If you are planning to expand your business and sell your products around the world, you will want to make sure your customers will pay the invoices on term. While in some countries this is not at all a problem, others have notable debt collection issues.
Debt Collection in Spain
Spain is known for poor payment behavior as is evidenced by the many Spanish companies. On average, payments occur in 70 or 80 days and are often late 15 to 20 days. Usually, large companies have the longest payment terms.
The slow process especially applies to the legal aspect so any other alternative debt collection action is preferable to the legal actions. A significantly problematic situation occurs when the debtor becomes insolvent.
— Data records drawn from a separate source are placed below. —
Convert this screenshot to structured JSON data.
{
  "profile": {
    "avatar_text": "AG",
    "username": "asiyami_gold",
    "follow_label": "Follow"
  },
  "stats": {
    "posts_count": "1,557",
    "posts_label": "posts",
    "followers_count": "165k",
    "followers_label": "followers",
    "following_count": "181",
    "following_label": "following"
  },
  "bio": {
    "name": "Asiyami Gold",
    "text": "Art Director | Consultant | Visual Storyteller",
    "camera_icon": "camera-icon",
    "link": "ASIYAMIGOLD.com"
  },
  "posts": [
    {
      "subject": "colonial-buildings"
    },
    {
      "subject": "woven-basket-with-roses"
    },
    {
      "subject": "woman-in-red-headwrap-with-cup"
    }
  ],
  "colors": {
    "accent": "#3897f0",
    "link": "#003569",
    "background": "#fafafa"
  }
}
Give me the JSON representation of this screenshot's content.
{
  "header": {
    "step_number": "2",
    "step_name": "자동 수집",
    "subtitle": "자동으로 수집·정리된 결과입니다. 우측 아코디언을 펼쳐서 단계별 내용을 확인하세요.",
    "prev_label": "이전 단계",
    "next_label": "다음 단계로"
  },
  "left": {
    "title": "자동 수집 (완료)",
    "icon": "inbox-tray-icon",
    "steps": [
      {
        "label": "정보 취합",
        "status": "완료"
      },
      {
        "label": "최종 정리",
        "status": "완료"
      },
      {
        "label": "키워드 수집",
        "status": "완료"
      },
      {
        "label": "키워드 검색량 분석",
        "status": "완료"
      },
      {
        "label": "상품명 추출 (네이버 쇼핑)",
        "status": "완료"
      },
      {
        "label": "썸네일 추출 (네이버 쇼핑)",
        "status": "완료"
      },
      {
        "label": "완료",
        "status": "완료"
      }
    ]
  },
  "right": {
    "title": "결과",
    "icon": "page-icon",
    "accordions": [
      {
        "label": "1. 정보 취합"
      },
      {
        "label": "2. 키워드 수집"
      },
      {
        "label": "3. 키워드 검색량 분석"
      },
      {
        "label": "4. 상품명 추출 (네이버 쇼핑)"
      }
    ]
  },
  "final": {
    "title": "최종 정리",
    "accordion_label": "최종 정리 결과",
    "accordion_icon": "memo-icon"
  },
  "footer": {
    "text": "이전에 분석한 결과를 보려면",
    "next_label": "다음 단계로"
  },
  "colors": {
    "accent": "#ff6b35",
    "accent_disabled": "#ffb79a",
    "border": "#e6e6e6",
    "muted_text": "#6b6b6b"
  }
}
In this case, collecting the debt is exceedingly complicated and even impossible for unsecured creditors.
Debt collection is usually done by amicable action and creditors only pursue legal action as a last resort.
Debt Collection in Australia
Although the general payment behavior is good, there are increasing delays and currently payment occurs at 56.4 days. For debt collectors in Sydney, negotiation seems the only viable solution to do on your own as the court system is very complex and offers no solutions to un-disputable claims in a timely manner.
Before starting any legal proceedings, it is very important to assess the assets to make sure the company is still active and that there are any real recovery chances. If the debtor has initiated an insolvency procedure, recovering the debt becomes nearly impossible.
Debt Collection in Sweden
The payment behavior in Sweden is generally good and the legal process is quick and efficient. However, negotiation is clearly the preferred method.
Debt collection is impossible if the debtor becomes insolvent. The country has debt renegotiation schemes implemented and they allow for three-quarters of the debt to be written off thus it is very unlikely that any of the unsecured creditors will recover any of their money.
In Sweden, payment usually takes place in 30 days for domestic companies and a much higher 54 days for listed companies. Delays in payment are extremely rare.
Debt Collection in Italy
The payment behavior of the local companies is very poor and although the country has constraining regulations on late payment, it doesn’t improve the situation. While the law stipulates that the maximum term for payment is 30 days, the actual payment is done at 85 days on average, but it is a slight improvement over the previous year.
As procedural costs are high and enforcing the court decisions is challenging, pursuing legal action is not advisable. While the regulations in terms of insolvency are very clear and straightforward, they are rarely applied, thus making the collection of debt very unlikely.
Debt Collection in China
In China, payment terms fluctuate greatly, from 30 to 120 days, with a shorter term used in high-tech industry. Delays in payment are often due to financial difficulties that the debtor’s customers face. In practice, however, delays represent a cash management method and many Chinese companies push for a longer 120 to 180 payment term.
The payment behavior of local companies from debt collection in Melbourne to collection in Shanghai varies greatly from country to country. While in some cases a 30-days term is applied, other countries have an effective payment term of almost 100 days. Regardless, when late payments are concerned, amical reconciliation and negotiation is always preferred to a costly and sometimes ineffective legal action.